I received a BA in Applied Arts from Carleton College in Minnesota and went on to teach art for a number of years in various public schools in the Philadelphia, PA area where I grew up.  Clay didn’t really enter my life until my mid twenties; before that I mostly painted in my free time.  My mother was my inspiration.  She had taken up ceramics at some point while I was off at college and carried this interest to our family summer home in Southeastern Ontario, where she set up an “outdoor studio.”  Her equipment included two kick wheels (hand built by my father) that sat out under the trees overlooking a lake.  She mixed her own clay and glazes from dry ingredients and fired everything in a small electric kiln.  During the first summers I spent up there I started playing around with throwing and hand building.  This eventually led to taking ceramics classes, workshops and getting involved at local arts centers in the various places I’ve lived, culminating with my move to the Walnut Creek area in the mid 80’s.


I love the creative process and am particularly drawn to clay because of its tactile qualities and plasticity.  I am also passionate about texture and organic form.  The expressiveness I can achieve with clay inspires me to try as many different methods as I can, but I have mostly limited myself to functional pottery.  I enjoy both wheel throwing and hand building.

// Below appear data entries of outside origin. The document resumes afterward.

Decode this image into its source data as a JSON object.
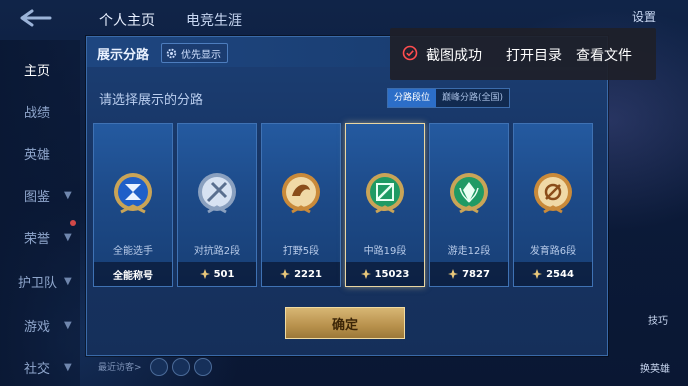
{
  "topnav": {
    "tabs": [
      "个人主页",
      "电竞生涯"
    ],
    "settings_label": "设置"
  },
  "sidebar": {
    "items": [
      {
        "label": "主页",
        "active": true
      },
      {
        "label": "战绩"
      },
      {
        "label": "英雄"
      },
      {
        "label": "图鉴"
      },
      {
        "label": "荣誉"
      },
      {
        "label": "护卫队"
      },
      {
        "label": "游戏"
      },
      {
        "label": "社交"
      }
    ]
  },
  "modal": {
    "title": "展示分路",
    "priority_label": "优先显示",
    "subtitle": "请选择展示的分路",
    "segments": {
      "active": "分路段位",
      "inactive": "巅峰分路(全国)"
    },
    "cards": [
      {
        "label": "全能选手",
        "foot": "全能称号",
        "emblem": "all-round-emblem",
        "color": "#3b82f6"
      },
      {
        "label": "对抗路2段",
        "foot": "501",
        "emblem": "clash-lane-emblem",
        "color": "#8aa4c8"
      },
      {
        "label": "打野5段",
        "foot": "2221",
        "emblem": "jungle-emblem",
        "color": "#c9823a"
      },
      {
        "label": "中路19段",
        "foot": "15023",
        "emblem": "mid-lane-emblem",
        "color": "#2fb57a",
        "selected": true
      },
      {
        "label": "游走12段",
        "foot": "7827",
        "emblem": "roam-emblem",
        "color": "#2fb57a"
      },
      {
        "label": "发育路6段",
        "foot": "2544",
        "emblem": "farm-lane-emblem",
        "color": "#c9823a"
      }
    ],
    "confirm_label": "确定"
  },
  "toast": {
    "message": "截图成功",
    "link_open_dir": "打开目录",
    "link_view_file": "查看文件"
  },
  "bottom": {
    "recent_label": "最近访客>",
    "right_buttons": [
      "技巧",
      "换英雄"
    ]
  },
  "colors": {
    "accent": "#2c6ec8",
    "gold": "#d7b674",
    "selected_border": "#e9d6a2",
    "toast_ok": "#ff4d4f"
  }
}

I get a lot of inspiration as well as plenty of throwing and glazing tips from my fellow potters.  Although I have a fairly well equipped studio at my house, I rarely work there because of this.  At the CAG studio, my focus is almost totally on clay.  It’s a wonderful, relaxing experience for me – an escape from all the other parts of my life.  My instructors have, for the most part, been a fabulous inspiration to my creative productivity.


Creating the form is what I like doing the best; clay in its wet stage is what turns me on.   I have always found the glazing process to be a chore, which is one reason why I enjoy taking the salt firing class.  In this firing process, glazing is generally best kept to a minimum, letting the vaporized salt do most of the job.  On the other hand, I’ve always liked Raku because of the immediacy of the process – seeing my finished pot 30 minutes or less after it has gone in the kiln!


I have three unmarried sons, all in their early and mid 40’s.  I lost my husband in 2008 but continue to do all the things that the two of us loved to do, like traveling and spending a lot of time in museums and cultural and historic places.


Finally – I have a weakness for volunteerism.  It seems I have a hard time saying “no” when asked to join various non-profit organizations and often end up taking a turn at president.  I am a past president of the Friends of Civic Arts Education Foundation, a fundraising arm of CAE that funds scholarships for students who otherwise might not afford the cost of classes.  I have also been active for a number of years with the Orinda-Moraga-Lafayette Branch of the American Association of University Women (AAUW) that does wonderful things in the community for women and girls.  In addition, I do the layout for the Clay Arts Guild newsletter, which comes out bi-monthly.